Science Update
June 23, 2006

Behaviors, Not ADHD Diagnosis, Predict Adolescents’ Initial Substance Use

A small NIH-funded study that followed 12-to 14-year olds over four years suggests that specific behaviors can help predict which youth will begin to use tobacco, alcohol, or marijuana. Monique Ernst, M.D., Ph.D., of the NIMH Mood and Anxiety Disorders Program, and colleagues at the National Institute on Drug Abuse reported in the June issue of Pediatrics that aggression in early adolescence predicted initiation of tobacco and marijuana use, while impulsivity predicted initiation of alcohol use. More aggression predicted initiation and use of more substances. However, diagnoses of attention-deficit/hyperactivity disorder (ADHD), with or without conduct disorder, or of ADHD with anxiety and depression did not predict which of the youth would begin to use substances. The distinction may help pediatricians and others to better focus prevention efforts on the adolescents who are most vulnerable to substance use.

Most studies of this age group have focused on substance use, abuse, and dependence already in progress. This study instead examined 78 adolescents before they had used any substances and followed them for four years, providing a window on risk and opportunities for prevention.

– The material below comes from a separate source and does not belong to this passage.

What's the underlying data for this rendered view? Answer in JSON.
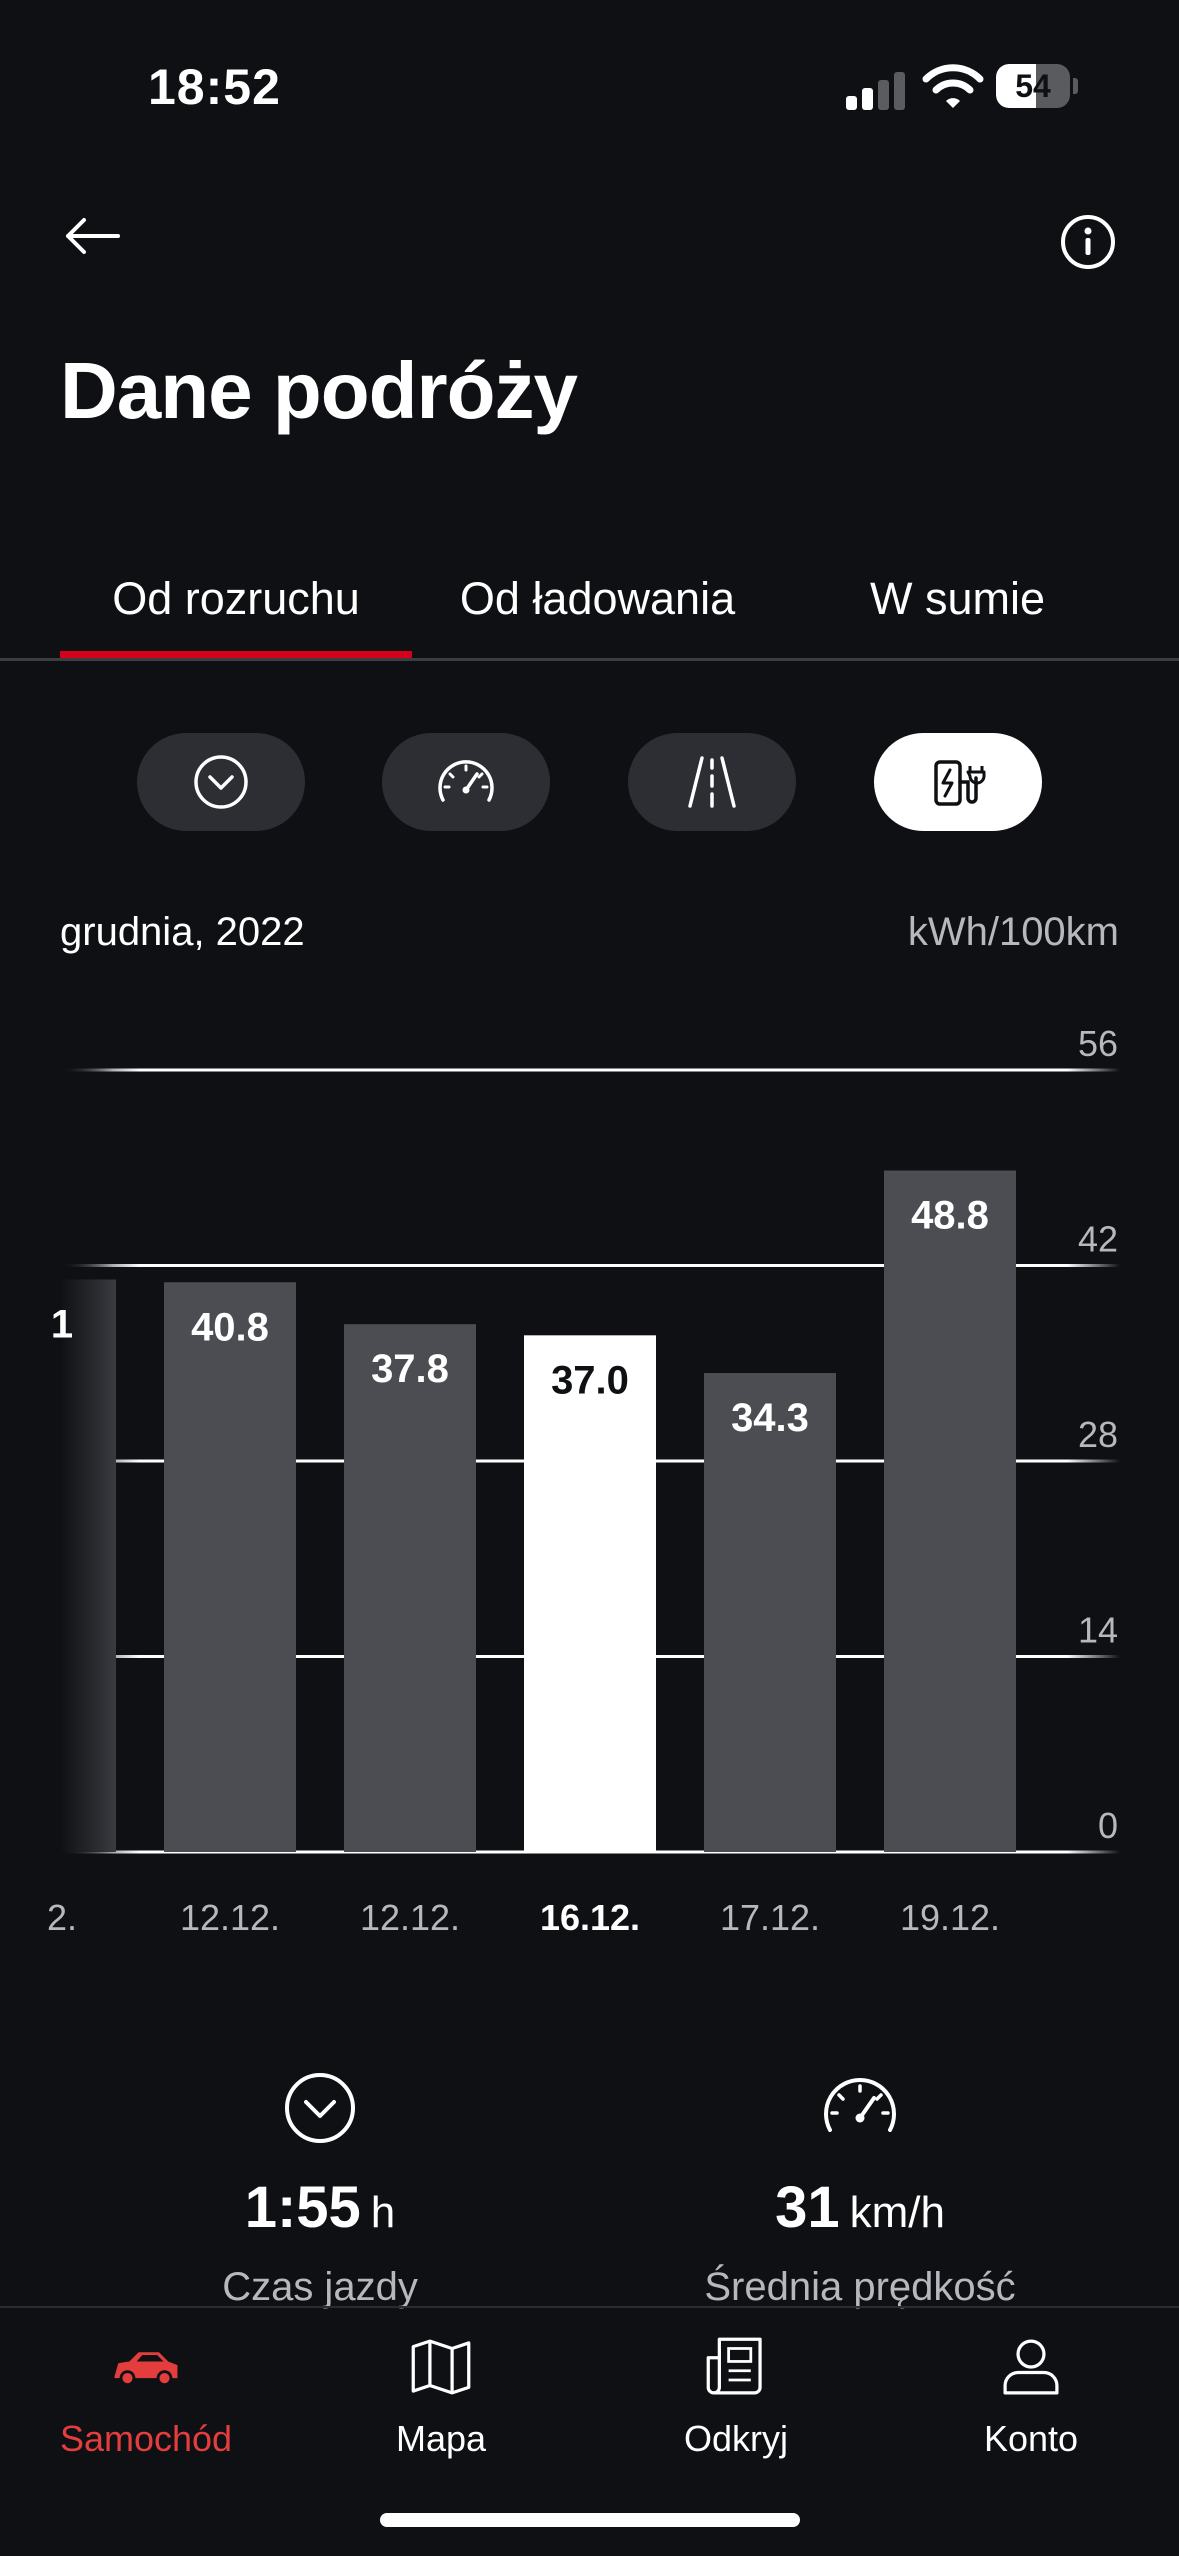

Ernst M, Luckenbaugh DA, Moolchan ET, Leff MK, Allen R, Eshel N, London ED, Kimes A. Behavioral predictors of substance-use initiation in adolescents with and without attention-deficit/hyperactivity disorder. Pediatrics. 2006 Jun;117(6):2030-9.